I have been traveling to conferences and getting out publications, so have not been posting my planned “Tit for Tat, It Ain’t All That” series as quickly as I intended. But here is Part 1:
Many readers of this blog will be familiar with the Prisoner’s Dilemma. In case you are looking for a refresher, Zach Weinersmith has an SMBC comic with a pretty good summary of the usual set up.
In this series of posts I am going to use the formulation of the 2-player Prisoner’s Dilemma commonly used by biologists. One advantage of the biologists’ formulation is that the choices and payoffs are easier to remember (at least for me) than the list of years a prisoner might get for confessing or not.
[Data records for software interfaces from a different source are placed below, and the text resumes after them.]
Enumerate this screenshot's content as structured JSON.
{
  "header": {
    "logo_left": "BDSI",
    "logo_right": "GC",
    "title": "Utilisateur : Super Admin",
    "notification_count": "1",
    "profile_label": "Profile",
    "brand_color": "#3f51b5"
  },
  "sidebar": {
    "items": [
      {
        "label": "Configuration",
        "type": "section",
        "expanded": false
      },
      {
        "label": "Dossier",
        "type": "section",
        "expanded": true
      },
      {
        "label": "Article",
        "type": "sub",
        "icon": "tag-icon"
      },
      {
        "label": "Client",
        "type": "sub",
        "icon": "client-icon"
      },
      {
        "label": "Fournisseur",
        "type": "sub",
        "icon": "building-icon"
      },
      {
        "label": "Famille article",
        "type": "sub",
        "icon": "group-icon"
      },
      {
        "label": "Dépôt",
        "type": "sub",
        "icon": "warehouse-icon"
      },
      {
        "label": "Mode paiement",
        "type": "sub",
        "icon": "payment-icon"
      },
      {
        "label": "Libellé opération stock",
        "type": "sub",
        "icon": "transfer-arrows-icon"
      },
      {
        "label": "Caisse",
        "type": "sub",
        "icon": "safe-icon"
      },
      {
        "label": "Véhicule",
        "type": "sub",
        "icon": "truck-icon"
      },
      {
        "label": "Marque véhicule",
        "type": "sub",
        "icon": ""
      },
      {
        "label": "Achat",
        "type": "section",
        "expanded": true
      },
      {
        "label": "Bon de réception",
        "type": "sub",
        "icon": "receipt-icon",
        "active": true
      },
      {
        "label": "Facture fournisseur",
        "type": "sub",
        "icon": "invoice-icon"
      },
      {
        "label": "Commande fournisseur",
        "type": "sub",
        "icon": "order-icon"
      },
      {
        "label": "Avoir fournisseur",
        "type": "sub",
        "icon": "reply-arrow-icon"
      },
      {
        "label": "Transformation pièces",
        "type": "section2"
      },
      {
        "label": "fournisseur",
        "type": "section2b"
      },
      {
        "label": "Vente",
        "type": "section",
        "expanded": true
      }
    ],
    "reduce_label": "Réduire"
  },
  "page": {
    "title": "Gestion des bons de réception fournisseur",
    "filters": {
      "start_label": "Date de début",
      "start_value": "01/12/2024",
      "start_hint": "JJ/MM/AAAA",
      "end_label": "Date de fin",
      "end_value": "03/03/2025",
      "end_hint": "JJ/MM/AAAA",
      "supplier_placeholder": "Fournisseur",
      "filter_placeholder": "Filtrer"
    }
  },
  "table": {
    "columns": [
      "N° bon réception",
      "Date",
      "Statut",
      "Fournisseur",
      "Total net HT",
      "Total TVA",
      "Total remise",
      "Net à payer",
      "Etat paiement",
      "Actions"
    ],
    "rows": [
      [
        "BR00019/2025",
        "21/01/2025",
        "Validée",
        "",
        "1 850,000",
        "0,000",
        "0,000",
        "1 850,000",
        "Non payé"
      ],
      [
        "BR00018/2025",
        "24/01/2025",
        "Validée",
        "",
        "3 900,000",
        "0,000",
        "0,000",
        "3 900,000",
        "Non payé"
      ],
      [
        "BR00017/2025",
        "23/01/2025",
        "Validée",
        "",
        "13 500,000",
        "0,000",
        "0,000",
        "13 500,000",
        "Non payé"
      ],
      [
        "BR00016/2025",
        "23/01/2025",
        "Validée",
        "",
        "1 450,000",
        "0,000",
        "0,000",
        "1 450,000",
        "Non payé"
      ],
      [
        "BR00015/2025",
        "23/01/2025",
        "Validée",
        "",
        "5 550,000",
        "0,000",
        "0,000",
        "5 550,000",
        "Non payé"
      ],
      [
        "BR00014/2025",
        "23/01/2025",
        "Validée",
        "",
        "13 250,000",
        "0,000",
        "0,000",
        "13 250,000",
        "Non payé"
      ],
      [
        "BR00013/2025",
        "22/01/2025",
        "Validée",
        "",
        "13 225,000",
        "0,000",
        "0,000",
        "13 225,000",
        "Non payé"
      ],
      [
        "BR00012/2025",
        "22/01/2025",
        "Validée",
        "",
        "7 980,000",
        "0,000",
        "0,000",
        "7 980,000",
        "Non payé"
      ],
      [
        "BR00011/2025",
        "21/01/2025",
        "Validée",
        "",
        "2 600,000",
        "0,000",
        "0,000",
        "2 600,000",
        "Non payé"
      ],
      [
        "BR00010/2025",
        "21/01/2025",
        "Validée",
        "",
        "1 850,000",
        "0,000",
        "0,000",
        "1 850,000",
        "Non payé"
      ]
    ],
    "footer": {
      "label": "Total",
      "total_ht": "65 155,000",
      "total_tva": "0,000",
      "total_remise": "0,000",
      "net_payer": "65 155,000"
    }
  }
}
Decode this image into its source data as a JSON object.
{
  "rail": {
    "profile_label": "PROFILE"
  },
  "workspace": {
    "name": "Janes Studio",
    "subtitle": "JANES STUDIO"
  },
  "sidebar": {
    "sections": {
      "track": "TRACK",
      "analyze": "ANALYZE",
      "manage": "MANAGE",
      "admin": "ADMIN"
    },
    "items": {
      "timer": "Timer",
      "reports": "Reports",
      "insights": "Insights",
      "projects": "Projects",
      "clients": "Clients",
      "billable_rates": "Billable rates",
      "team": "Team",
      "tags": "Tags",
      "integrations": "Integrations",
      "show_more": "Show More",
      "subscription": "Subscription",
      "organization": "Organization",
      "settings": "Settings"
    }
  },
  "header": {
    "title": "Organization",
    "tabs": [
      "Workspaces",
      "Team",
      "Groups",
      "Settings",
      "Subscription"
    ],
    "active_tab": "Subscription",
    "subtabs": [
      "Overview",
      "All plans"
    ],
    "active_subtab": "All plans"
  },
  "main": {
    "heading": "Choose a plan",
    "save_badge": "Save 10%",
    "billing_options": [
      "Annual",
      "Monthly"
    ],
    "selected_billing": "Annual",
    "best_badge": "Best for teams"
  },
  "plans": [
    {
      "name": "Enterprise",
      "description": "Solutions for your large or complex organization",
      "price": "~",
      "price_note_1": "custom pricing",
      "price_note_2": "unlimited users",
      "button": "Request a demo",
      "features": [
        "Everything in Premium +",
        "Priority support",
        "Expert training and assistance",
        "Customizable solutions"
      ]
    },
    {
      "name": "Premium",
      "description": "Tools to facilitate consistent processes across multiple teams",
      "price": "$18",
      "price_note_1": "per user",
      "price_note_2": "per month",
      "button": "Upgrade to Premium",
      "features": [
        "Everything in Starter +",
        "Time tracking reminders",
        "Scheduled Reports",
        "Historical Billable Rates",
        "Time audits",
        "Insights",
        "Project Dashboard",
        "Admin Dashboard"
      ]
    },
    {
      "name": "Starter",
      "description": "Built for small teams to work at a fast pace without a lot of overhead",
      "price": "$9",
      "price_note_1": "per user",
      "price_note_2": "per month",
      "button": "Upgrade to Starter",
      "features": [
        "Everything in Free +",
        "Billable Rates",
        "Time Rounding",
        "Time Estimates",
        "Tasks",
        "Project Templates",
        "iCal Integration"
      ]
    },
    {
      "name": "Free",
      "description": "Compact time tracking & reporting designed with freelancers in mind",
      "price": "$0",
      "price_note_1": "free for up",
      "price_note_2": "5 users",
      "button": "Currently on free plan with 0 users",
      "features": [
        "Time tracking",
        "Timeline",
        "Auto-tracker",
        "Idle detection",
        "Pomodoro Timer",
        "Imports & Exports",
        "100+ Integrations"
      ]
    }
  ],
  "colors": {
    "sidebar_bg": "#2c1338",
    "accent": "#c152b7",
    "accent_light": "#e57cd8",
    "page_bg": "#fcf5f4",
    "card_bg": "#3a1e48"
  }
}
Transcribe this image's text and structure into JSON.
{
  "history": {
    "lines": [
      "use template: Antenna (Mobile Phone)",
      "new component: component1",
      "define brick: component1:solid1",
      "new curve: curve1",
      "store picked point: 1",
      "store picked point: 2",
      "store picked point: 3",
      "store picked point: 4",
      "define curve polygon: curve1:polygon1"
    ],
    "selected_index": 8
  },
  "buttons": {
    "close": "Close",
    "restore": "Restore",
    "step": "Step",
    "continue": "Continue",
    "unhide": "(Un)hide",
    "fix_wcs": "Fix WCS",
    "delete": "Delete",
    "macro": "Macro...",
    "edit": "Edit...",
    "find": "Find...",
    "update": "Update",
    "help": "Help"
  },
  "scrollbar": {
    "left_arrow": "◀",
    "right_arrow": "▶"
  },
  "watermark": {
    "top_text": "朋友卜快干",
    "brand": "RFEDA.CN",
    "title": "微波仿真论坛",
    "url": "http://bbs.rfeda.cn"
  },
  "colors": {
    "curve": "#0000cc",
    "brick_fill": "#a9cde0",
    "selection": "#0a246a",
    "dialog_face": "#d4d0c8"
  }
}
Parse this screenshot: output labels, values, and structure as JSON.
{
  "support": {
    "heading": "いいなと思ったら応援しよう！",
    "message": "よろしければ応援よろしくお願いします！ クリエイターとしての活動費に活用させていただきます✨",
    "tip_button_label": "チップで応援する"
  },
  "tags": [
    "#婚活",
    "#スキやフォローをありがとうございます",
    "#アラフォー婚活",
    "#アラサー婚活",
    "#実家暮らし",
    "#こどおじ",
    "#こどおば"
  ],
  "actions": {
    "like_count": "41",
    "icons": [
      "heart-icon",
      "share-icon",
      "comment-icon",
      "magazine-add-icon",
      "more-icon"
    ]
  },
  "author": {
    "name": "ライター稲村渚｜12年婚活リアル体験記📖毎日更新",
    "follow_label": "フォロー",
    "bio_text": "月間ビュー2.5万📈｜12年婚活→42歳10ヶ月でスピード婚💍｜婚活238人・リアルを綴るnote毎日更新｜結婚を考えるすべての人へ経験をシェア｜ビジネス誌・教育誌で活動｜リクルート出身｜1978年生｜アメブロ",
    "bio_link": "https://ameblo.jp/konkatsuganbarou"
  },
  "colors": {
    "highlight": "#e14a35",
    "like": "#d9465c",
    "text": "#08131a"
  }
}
Another is that it only has two terms, which makes it more easy to work with mathematically. The disadvantage is that it is not as general as the standard economists formulation (by this I mean that there are 2-player Prisoner’s Dilemmas that cannot be expressed in the biologists’ formulation), but for our purposes in these blog posts we will be able to capture the complexity we need.
In the biologists’ formulation, you (let’s pretend that you are playing the game) are paired with another player and can give that player a gift. The gift gives them a benefit of size b. However, giving the gift costs you. The amount it costs you is c. Meanwhile and simultaneously, the other player is deciding whether to give you a gift that will benefit you by b and cost them c. We will call giving a gift “cooperation” and not giving a gift “defection.”
The below matrix shows the payoffs to the row player. As in Zach’s comic, your highest payoff is to defect, no matter what the other player does. In addition, the other player’s highest payoff is also to defect. However, as long as b > c, you would have both been better off had you both cooperated. Hence, the dilemma.
The “rational solution” to the 2-player Prisoner’s Dilemma is well known. Both players tragically defect.
But what if we add a twist where both players might meet again? If players play the game repeatedly, the thought is, perhaps cooperating in earlier interactions would encourage the other player to cooperate in later interactions, in the long-run, both players will “escape” the dilemma by harvesting the rewards of repeated cooperation. This is a fairly seductive idea and is, in my experience, the thought to be the primary mechanism for escaping the Prisoner’s Dilemma in economics and, especially, political science.
However, in this series of blog posts, I plan to show that repeated interactions are not the panacea for solving the problems of cooperation that many think it is. The real story is a little more complicated and, frankly, a ton more interesting!